Estimated H-index: 15
(Sant'Anna School of Advanced Studies)
+ -3 AuthorsA. Piccaluga14
Estimated H-index: 14
(Sant'Anna School of Advanced Studies)
Although start-ups’ survival has been widely investigated, only few studies have focussed on the impact of the combined effect of firms’ internal resources. Drawing upon the resource-based view (RBV), we selected four internal resources influencing start-ups’ survival (R&D activity, advertising activity, export activity, and human capital) and we applied the fuzzy set qualitative comparative analysis (fsQCA) to examine which interactions among the said internal resources affect start-ups’ surviv...
Published on Jun 11, 2019in Technology Analysis & Strategic Management1.74
Clarissa Figueredo Rocha (PUCPR: Pontifícia Universidade Católica do Paraná), Diórgenes Falcão Mamédio (PUCPR: Pontifícia Universidade Católica do Paraná), Carlos Olavo Quandt (PUCPR: Pontifícia Universidade Católica do Paraná)
Start-ups successfully deliver creative results, and their success highlights the need for corporate engagement with innovation (Weiblen and Chesbrough in California Management Review 57(2): 66–90, 2015). To assess insights on corporate high-involvement innovation activities, we developed and applied an intrapreneurship model within a multinational financial services corporation in Germany.
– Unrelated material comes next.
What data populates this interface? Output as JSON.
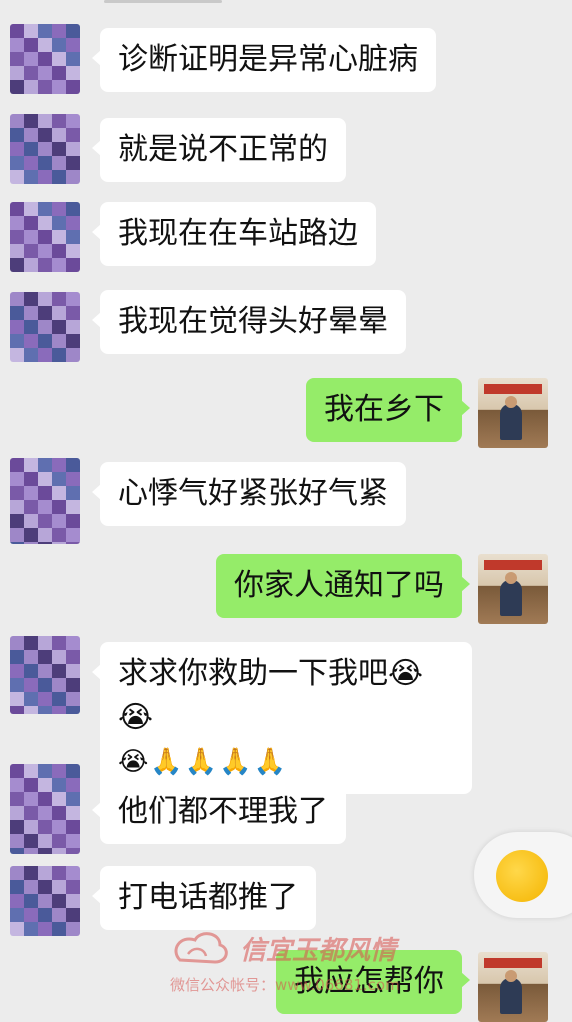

Successful implementation requires that individuals have the autonomy to act as corporate entrepreneurs (i...